Teruya exclaimed to himself as the wagon rolled to the bottom of the mountain cliff, crashed onto a rocky bed of a dry river, and fell apart.

“With this, the track is finally open, sir. We should be departing soon.”

“A ruthless solution, that,” replied Teruya.

“Nothing out of ordinary. The Imperial law states that carriages blockading a highway should be promptly removed.

“…Ah, so that’s how it is.”

Apart from that one accident, there were no other major problems on the way, and they arrived at the Empire’s gateway town, Martini.

“We’ve arrived, haven’t we?”

“We have. This is the Imperial Station of Martini, the gateway to Reignia.”

A huge railway yard lay ahead of them.

“Does the railway end here?”

“Not at all, sir, it carries on all the way to the coast. From there, further tracks extend to the Imperial capital itself.”

“I understand everything perfectly now. Let’s return home.”

“So soon?”

“I wanted to pry into things some more, but I have other matters to investigate as well. So I need to return.”

“That is impossible.”


“There are no departures scheduled for today. Only the trains leaving in the direction of the Empire can run today.”

“And there is a rule about that as well, I guess?”

“Indeed. The Alps are so steep that a way station cannot be built midway, thus the trains also operate every other day here.”

“…I understand. I hoped a train would be leaving before noon.”

“Let us make our way back here after spending the night in town.”


A scenic mountain rail line in Japan that traverses the Fuji-Hakone-Izu National Park.

A railroad line in Japan that traverses that traverses the mountainous region of Gunma all the way to Nagano.
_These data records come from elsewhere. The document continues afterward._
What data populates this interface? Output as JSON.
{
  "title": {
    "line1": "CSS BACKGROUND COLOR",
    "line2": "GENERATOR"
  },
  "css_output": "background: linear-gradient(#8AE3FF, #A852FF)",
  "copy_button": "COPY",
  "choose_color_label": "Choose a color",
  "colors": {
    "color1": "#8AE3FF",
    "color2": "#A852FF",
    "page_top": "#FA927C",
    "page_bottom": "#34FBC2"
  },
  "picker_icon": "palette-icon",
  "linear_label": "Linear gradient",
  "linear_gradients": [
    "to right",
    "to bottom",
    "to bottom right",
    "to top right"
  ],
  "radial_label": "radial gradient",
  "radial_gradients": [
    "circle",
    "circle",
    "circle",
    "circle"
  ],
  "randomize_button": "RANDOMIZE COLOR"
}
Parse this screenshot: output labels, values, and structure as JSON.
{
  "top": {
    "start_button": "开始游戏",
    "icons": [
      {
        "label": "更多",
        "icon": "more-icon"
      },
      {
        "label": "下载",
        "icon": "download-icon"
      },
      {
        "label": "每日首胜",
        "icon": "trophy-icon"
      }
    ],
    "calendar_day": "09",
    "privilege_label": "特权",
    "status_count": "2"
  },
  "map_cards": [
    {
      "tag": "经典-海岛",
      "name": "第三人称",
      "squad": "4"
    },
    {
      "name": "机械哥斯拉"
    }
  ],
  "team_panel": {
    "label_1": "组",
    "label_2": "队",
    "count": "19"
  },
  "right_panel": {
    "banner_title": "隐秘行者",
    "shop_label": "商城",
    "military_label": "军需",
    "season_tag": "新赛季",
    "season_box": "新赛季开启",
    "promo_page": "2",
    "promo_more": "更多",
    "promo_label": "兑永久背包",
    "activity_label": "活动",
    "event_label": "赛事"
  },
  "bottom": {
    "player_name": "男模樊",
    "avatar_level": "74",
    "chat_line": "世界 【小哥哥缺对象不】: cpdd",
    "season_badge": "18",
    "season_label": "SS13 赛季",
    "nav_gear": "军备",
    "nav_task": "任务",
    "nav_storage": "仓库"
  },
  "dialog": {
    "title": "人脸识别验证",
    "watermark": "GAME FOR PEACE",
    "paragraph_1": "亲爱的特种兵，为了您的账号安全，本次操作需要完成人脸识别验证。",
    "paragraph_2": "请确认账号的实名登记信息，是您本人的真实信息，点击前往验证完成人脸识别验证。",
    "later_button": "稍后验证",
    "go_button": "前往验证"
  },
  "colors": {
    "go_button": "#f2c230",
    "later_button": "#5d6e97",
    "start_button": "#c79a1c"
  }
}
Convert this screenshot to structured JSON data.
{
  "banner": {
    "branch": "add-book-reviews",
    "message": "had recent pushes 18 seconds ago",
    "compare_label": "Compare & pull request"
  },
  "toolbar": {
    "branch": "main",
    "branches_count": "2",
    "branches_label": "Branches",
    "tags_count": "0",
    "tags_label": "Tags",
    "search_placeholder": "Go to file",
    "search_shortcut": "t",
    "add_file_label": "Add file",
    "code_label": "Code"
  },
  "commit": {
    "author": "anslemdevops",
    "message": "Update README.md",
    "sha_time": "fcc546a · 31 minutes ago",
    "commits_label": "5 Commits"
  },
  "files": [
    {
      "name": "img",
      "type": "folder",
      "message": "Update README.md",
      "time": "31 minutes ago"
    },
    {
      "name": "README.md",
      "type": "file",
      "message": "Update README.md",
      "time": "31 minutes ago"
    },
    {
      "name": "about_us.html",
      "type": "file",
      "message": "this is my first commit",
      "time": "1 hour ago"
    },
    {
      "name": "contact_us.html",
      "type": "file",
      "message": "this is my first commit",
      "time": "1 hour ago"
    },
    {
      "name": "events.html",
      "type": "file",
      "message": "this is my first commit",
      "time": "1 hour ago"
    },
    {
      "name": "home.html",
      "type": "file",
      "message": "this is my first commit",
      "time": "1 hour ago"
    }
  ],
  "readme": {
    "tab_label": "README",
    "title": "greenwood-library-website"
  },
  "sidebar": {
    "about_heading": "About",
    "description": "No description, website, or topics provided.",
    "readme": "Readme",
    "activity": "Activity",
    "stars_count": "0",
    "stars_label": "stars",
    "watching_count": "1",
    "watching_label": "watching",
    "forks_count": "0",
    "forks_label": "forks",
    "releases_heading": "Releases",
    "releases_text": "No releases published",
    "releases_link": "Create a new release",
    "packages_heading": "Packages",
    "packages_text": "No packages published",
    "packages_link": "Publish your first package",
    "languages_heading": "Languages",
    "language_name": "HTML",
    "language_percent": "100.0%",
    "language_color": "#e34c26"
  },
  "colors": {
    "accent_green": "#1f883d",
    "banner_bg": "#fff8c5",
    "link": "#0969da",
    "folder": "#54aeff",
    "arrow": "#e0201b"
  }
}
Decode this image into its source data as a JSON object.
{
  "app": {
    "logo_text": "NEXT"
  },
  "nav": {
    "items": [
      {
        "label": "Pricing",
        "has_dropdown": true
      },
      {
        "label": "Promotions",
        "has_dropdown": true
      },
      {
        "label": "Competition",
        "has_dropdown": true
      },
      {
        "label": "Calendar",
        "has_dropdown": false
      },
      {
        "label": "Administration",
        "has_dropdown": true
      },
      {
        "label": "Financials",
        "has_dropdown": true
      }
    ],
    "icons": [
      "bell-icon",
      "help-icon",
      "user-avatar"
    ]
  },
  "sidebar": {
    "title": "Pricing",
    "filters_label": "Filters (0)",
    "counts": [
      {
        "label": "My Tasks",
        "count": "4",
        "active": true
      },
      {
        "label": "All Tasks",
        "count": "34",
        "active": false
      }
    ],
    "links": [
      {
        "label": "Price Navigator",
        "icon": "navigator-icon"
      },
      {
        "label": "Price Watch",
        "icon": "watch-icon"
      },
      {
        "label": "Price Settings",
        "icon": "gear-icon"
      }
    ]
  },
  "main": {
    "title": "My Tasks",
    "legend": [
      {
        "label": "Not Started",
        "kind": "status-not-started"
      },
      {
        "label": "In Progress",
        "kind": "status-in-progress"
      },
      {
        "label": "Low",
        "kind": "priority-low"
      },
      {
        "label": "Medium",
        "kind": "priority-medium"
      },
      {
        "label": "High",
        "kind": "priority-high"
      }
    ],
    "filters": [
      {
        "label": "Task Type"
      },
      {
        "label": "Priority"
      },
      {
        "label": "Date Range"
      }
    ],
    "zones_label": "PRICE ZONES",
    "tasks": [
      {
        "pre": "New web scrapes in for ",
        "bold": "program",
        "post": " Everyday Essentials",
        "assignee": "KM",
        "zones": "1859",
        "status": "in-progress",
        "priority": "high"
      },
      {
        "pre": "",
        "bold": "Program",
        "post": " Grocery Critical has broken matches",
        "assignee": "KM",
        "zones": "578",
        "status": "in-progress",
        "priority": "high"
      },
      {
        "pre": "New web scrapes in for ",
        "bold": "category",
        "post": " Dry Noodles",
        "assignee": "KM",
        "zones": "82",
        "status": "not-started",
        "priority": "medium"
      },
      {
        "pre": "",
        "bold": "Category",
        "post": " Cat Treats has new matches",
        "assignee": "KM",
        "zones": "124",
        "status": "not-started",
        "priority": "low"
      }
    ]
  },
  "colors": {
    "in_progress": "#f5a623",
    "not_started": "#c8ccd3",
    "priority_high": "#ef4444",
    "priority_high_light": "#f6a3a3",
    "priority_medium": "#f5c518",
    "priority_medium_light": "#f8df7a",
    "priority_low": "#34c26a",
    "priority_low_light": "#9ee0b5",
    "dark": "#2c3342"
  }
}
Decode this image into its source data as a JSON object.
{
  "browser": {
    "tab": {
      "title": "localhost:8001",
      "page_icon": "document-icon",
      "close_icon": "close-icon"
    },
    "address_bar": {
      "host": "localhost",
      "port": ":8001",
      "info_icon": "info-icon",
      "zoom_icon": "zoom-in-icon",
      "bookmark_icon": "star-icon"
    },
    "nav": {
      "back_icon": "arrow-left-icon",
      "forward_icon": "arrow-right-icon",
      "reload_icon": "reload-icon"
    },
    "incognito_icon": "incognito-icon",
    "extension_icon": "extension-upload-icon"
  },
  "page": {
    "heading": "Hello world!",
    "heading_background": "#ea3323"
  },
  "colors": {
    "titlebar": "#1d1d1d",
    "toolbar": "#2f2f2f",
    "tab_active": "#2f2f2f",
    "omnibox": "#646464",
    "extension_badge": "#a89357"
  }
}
It simply means parts per thousand.
In railroads, it is used to express the angle of incline of tracks, which the formula is (elevation/distance)*1000.

Was already explained by the chapter, but just to reiterate, the flange climb derailment happens when the lateral force acting on the carriage is greater than its weight and wheel profile can compensate for.